= Beginning of Section =

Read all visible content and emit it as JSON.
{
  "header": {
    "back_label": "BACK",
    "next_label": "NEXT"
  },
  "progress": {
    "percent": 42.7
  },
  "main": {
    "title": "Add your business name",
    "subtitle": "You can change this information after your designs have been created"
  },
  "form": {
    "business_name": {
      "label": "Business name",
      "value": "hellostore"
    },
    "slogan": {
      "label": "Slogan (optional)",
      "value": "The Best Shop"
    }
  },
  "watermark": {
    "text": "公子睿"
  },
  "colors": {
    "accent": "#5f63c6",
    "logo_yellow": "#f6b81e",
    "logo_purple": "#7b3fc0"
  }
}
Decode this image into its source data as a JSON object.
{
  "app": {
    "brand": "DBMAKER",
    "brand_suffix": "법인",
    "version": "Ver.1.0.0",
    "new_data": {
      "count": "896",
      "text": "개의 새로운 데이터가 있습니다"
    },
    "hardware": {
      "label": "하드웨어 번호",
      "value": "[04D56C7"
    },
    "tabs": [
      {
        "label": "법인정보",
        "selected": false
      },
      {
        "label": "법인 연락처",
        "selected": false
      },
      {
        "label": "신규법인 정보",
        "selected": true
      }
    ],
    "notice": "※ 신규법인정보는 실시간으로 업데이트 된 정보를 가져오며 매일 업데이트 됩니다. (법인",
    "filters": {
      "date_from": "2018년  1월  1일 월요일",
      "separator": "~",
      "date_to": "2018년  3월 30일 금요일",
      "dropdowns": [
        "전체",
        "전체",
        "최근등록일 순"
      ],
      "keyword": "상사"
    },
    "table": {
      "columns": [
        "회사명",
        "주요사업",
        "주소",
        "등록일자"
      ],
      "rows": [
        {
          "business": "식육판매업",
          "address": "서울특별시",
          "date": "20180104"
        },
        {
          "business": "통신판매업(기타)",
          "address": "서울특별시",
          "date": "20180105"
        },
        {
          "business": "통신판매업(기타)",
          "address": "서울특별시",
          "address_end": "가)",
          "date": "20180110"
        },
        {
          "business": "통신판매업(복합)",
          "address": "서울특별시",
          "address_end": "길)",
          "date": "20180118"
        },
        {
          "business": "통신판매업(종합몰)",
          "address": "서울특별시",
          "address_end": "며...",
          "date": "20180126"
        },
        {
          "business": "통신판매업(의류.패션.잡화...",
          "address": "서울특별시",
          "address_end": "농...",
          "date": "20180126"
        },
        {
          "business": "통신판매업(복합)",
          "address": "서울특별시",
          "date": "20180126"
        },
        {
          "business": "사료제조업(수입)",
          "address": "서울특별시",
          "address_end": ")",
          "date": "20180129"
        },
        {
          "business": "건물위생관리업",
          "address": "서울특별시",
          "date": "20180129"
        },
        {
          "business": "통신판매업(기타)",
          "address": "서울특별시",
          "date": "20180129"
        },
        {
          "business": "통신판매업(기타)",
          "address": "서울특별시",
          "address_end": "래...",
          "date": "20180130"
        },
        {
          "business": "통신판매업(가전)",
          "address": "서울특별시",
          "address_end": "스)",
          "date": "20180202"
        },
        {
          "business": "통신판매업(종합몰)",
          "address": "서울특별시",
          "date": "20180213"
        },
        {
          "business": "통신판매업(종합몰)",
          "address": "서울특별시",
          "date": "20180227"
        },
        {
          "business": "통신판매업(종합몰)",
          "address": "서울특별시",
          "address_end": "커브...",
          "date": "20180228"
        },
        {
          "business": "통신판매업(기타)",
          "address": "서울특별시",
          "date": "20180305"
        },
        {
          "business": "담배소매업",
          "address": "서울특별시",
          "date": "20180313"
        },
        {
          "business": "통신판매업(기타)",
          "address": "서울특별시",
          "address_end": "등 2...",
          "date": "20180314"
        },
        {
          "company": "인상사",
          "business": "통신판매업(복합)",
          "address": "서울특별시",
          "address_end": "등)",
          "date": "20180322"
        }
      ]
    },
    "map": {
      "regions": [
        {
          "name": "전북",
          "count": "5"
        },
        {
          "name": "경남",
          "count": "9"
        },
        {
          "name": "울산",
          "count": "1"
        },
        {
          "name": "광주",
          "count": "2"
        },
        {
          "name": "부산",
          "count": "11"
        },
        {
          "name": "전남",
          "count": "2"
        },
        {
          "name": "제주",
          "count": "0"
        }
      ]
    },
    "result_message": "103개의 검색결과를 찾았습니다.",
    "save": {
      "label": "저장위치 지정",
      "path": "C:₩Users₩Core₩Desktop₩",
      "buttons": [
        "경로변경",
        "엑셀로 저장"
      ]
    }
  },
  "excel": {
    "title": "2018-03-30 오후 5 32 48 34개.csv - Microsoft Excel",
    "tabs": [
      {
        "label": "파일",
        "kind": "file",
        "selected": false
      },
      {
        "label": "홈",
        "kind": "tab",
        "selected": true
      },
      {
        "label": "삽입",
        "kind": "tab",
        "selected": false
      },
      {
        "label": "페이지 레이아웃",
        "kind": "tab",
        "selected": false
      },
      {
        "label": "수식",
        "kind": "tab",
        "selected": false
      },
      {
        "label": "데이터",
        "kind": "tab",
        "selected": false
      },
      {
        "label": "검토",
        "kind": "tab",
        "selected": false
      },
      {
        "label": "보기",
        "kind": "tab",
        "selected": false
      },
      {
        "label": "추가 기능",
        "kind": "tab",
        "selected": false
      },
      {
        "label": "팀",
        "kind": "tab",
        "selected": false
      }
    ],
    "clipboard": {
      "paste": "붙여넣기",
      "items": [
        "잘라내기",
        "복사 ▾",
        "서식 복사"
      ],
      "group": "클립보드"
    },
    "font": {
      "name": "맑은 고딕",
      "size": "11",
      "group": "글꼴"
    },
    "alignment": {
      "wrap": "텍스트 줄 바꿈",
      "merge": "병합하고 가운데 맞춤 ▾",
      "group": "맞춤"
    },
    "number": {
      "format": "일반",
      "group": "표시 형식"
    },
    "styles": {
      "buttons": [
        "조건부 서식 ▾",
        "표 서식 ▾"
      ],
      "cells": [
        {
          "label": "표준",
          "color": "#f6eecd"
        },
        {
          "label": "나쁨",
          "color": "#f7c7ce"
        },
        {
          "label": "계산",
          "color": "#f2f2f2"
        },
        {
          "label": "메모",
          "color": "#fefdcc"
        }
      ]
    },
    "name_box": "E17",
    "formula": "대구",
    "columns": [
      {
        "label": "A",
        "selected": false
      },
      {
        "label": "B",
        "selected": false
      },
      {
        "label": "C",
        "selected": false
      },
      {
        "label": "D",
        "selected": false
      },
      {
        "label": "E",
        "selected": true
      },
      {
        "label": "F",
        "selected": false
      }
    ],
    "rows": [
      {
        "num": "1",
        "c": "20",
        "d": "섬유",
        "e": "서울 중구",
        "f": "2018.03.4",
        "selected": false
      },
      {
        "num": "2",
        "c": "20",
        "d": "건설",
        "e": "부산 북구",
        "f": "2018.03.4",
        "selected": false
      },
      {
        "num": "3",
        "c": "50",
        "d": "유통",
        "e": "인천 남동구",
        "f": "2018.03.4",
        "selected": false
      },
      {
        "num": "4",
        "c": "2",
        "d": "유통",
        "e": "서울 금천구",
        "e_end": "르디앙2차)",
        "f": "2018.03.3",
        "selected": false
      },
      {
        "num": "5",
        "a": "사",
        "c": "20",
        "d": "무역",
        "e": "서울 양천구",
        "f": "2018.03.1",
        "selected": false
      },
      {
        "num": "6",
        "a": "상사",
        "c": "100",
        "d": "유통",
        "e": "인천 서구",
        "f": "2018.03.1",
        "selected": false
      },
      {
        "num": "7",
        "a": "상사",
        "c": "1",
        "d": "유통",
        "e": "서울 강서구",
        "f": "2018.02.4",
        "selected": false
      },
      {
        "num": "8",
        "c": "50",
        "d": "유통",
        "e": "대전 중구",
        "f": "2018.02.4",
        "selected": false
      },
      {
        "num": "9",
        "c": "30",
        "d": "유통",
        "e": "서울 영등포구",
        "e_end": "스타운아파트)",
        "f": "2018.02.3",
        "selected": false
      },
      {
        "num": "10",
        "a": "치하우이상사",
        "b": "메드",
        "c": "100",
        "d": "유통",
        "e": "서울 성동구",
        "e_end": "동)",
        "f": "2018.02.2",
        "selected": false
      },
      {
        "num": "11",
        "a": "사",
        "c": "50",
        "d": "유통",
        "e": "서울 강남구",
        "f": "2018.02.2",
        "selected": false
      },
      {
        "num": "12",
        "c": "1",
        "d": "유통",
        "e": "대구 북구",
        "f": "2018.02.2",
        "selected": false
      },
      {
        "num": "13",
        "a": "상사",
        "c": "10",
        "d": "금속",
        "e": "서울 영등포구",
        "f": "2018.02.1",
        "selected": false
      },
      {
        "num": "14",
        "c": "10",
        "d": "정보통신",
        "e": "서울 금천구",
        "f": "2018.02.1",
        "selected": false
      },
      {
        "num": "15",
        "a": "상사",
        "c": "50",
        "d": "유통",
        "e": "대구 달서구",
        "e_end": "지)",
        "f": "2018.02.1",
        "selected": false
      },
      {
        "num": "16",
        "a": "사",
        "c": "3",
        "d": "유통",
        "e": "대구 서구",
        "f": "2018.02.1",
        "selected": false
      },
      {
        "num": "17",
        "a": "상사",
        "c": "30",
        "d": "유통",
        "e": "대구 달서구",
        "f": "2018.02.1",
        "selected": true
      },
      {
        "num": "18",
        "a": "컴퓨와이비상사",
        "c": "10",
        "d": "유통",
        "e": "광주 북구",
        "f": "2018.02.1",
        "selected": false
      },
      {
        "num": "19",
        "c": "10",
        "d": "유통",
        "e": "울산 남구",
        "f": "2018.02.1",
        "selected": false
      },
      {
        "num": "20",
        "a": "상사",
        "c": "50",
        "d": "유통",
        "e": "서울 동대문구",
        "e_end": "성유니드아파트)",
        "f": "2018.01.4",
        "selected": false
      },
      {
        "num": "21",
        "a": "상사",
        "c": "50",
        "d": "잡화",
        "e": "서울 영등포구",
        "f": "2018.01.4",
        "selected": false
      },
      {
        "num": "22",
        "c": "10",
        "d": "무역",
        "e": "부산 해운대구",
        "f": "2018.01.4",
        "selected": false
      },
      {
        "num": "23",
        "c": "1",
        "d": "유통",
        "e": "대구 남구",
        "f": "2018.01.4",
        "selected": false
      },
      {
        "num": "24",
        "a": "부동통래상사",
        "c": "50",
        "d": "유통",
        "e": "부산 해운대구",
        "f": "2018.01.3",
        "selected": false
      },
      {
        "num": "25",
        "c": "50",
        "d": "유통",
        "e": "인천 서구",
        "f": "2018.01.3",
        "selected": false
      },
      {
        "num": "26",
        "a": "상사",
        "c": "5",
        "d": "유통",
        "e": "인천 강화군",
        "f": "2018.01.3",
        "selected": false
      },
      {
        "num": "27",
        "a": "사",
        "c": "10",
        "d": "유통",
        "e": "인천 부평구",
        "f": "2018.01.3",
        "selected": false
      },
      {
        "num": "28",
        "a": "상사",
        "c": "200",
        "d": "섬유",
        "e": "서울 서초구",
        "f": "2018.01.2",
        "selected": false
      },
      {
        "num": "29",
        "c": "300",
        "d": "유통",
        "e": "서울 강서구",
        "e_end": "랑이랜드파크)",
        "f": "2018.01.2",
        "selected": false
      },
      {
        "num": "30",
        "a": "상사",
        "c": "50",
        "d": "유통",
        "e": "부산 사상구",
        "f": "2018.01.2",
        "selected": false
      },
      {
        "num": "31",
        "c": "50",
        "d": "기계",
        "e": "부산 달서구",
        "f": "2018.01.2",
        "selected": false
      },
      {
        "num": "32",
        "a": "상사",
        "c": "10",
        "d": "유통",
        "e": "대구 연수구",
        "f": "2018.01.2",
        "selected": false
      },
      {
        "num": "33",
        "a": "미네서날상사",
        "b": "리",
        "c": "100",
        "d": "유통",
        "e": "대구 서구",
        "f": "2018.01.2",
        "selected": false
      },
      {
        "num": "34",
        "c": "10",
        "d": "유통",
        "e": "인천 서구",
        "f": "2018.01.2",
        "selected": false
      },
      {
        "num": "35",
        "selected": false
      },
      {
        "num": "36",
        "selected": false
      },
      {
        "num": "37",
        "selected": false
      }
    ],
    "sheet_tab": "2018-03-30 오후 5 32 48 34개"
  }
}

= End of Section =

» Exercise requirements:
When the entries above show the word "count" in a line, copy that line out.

» Exercise output:
      "count": "896",
          "count": "5"
          "count": "9"
          "count": "1"
          "count": "2"
          "count": "11"
          "count": "2"
          "count": "0"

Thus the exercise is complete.